“At Seventeen” by Karla Linn Merrifield

Who was that cute boy,
brother as clean-cut teen,
with a folk guitar,
beardless chin to the mic
in the Franklin gym?
Who was my brother then, senior year,
with Gene in the middle, full-throated,
and Pete, nonchalant on his banjo?
Were they doing Tom Dooley or All My Trials?
Something Kingston Trio, something
earliest Dylan, a PP&M number?
The photograph, 1964 vintage,
a high school Kodak moment,
depicts my brother emerging
from the robin’s egg of innocence:
pre-Vietnam, pre-wine, pre-
long life of broken women.
The composition is such
there’s no telling the truth,
but I like to believe
his audience danced, classmates
sang along that December night
for Jimmy’s sake.

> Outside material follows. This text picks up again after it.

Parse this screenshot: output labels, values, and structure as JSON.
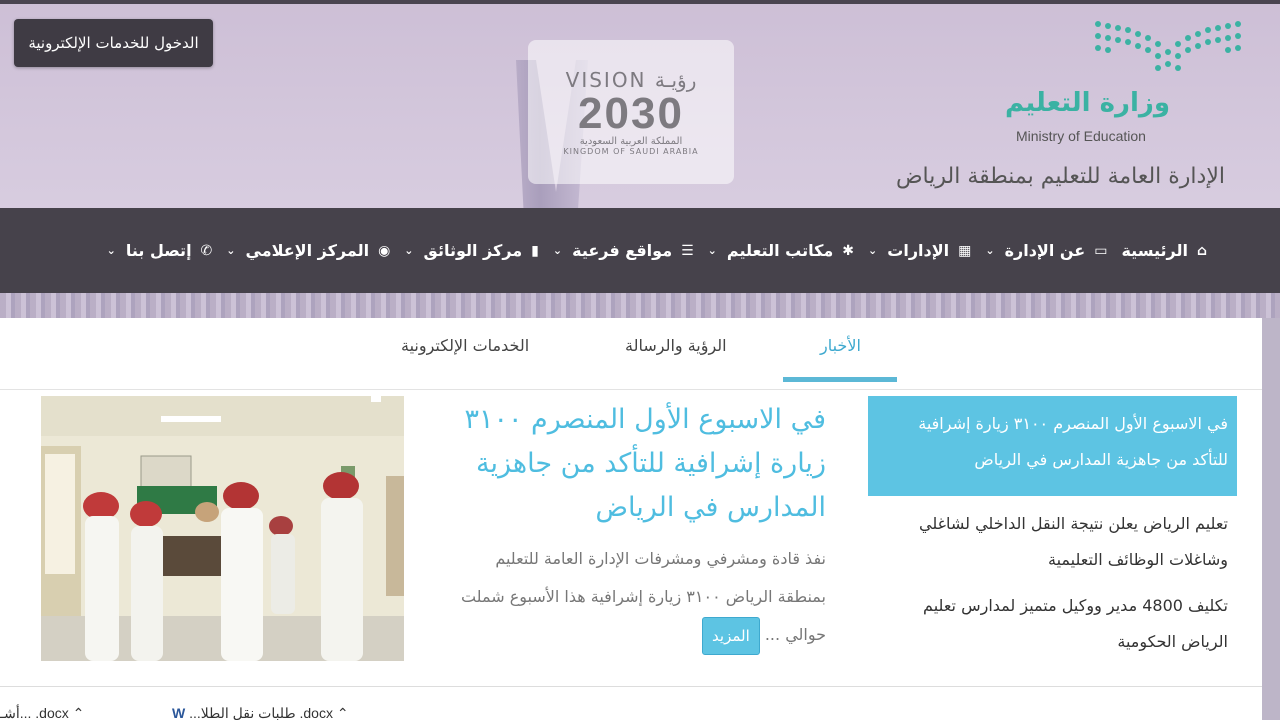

Karla Linn Merrifield, a nine-time Pushcart-Prize nominee and National Park Artist-in-Residence, has had 600+ poems appear in dozens of journals and anthologies. She has 12 books to her credit, the newest of which is Bunchberries, More Poems of Canada, a sequel toGodwit:  Poems of Canada (FootHills), which received the Eiseman Award for Poetry. Forthcoming this fall is Psyche’s Scroll, a full-length poem, published by The Poetry Box Selects. She is assistant editor and poetry book reviewer for The Centrifugal Eye. Visit her blog, Vagabond Poe Redux, at http://karlalinn.blogspot.com. Google her name to learn more; Tweet @LinnMerrifiel; https://www.facebook.com/karlalinn.merrifield.